Film has no trouble pulling the viewer quickly into its heroine’s camp. Before the opening reel is finished, saucy young Helen (Paltrow) is fired from her job at a tony London PR firm, mugged by a purse-snatcher and jilted by her live-in boyfriend, Gerry (John Lynch). And while she is indeed being betrayed by Gerry, the latter turn of events is one Helen sees only in her fantasy life, an alternative reality that is triggered when the sliding doors of a tube car close on her and she imagines what might have happened had she made the train.

Duration of the picture plays out on parallel tracks. While in her fantasy Helen arrives home early to find Gerry in the sack with his former g.f., Lydia (Jeanne Tripplehorn), in real life she only vaguely suspects something based on odd hints. In her imagined view of events, Helen’s pain at being betrayed by Gerry is gradually offset by the amusing and increasingly amorous attentions of James (John Hannah), an irrepressible chap who nearly always says exactly the right thing.

Unsurprisingly, the fantasy thread of the yarn proves more fun for both Helen and the audience; in it, she stays at the flat of a friend (Zara Turner), cuts her brown hair short and dyes it blond, has photogenic fun dates with James, and launches her own PR office with the successful promotion of a trendy new restaurant.

Reality, of course, is more of a drag, with Helen reduced to waiting tables and delivering sandwiches, and becoming unexpectedly pregnant by the man who is so blatantly cheating on her that it’s only a matter of time until she finds out for sure.

In fact, it is the infidelity subplot that cripples the picture more than anything. Gerry, who is deftly derided by a friend as “a morality-free zone,” spends most of his time in an unflattering defensive mode and seems like an utter fool for two-timing Helen with Lydia. Latter is written, and played by Tripplehorn, as a monstrous shrew without a single redeeming feature that might explain her sustained appeal to Gerry. Tripplehorn is even photographed grotesquely at times, as if the film needed to further underline her unrestrained bitchiness.

Presence of these two characters you just wish would go away places all the burden on the romantic leads, and they come off more felicitously. Entire picture is built around Paltrow, who sports a reasonable English accent and very nearly shines as a young career woman caught up short by professional and personal setbacks. Hannah, who appeared in “Four Weddings and a Funeral,” makes James almost impossibly charming and tactful, and one can almost hear Hugh Grant delivering the same pithy lines.

Howitt proves himself a good writer of glib, bubbly dialogue, and the frequency of yocks is sufficient to keep most viewers happy.

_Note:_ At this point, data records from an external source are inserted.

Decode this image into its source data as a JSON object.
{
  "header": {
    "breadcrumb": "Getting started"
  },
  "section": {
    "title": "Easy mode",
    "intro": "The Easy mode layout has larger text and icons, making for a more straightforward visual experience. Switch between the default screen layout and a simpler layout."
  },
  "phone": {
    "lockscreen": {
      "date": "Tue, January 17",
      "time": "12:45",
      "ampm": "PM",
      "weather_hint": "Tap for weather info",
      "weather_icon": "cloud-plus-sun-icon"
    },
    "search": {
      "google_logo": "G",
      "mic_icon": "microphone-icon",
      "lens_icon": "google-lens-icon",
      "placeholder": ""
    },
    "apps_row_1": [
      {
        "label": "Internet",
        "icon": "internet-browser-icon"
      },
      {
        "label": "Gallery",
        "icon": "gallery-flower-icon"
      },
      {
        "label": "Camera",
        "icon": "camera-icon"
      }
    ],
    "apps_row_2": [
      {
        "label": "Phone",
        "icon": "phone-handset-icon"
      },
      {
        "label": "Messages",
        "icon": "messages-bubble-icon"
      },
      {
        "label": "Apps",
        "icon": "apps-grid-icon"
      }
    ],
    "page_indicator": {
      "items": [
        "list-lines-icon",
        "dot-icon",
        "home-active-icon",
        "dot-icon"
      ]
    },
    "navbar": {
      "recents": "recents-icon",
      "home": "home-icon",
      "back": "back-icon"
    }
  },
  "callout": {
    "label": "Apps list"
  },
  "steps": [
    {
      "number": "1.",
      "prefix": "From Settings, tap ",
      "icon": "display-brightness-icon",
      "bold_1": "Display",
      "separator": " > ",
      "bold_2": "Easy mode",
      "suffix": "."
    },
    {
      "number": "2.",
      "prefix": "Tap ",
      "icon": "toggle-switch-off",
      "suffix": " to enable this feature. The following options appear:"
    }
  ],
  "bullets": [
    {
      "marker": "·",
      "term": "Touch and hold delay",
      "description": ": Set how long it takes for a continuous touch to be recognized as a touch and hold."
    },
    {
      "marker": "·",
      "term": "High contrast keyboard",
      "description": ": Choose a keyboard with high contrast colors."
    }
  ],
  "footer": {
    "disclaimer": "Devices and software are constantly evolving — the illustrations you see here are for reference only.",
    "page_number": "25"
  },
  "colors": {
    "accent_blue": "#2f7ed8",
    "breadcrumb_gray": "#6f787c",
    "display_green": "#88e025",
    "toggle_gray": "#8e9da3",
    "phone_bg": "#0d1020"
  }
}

But his direction shows nothing but by-the-numbers coverage, resulting in routine editing of scenes and little sense of overall shaping. Tech credits are routine but bright, led by a bouncy and busy soundtrack of songs.

Sliding Doors


  • Production: A Miramax release (in U.S.) of a Miramax and Paramount presentation, in association with Intermedia Films, of a Mirage production. Produced by Sydney Pollack, Philippa Braithwaite, William Horberg. Executive producers, Guy East, Nigel Sinclair. Directed, written by Peter Howitt.
  • Crew: Camera (Technicolor), Remi Adefarasin; editor, John Smith; music, David Hirschfelder; production design, Maria Djurkovic; art direction, Martyn John; costume design, Jill Taylor; sound (Dolby digital), John Midgley; assistant director, Richard Whelan; casting, Michelle Guish. Reviewed at Sunset screening room, L.A., Jan. 13, 1998. (In Sundance Film Festival -- opening night.) MPAA Rating: R. Running time: 108 MIN.
  • With: Helen - Gwyneth Paltrow James - John Hannah Gerry - John Lynch Lydia - Jeanne Tripplehorn Anna - Zara Turner Russell - Douglas McFerran Clive - Paul Brightwell Claudia - Nina Young James' Mother - Virginia McKenna
  • Music By: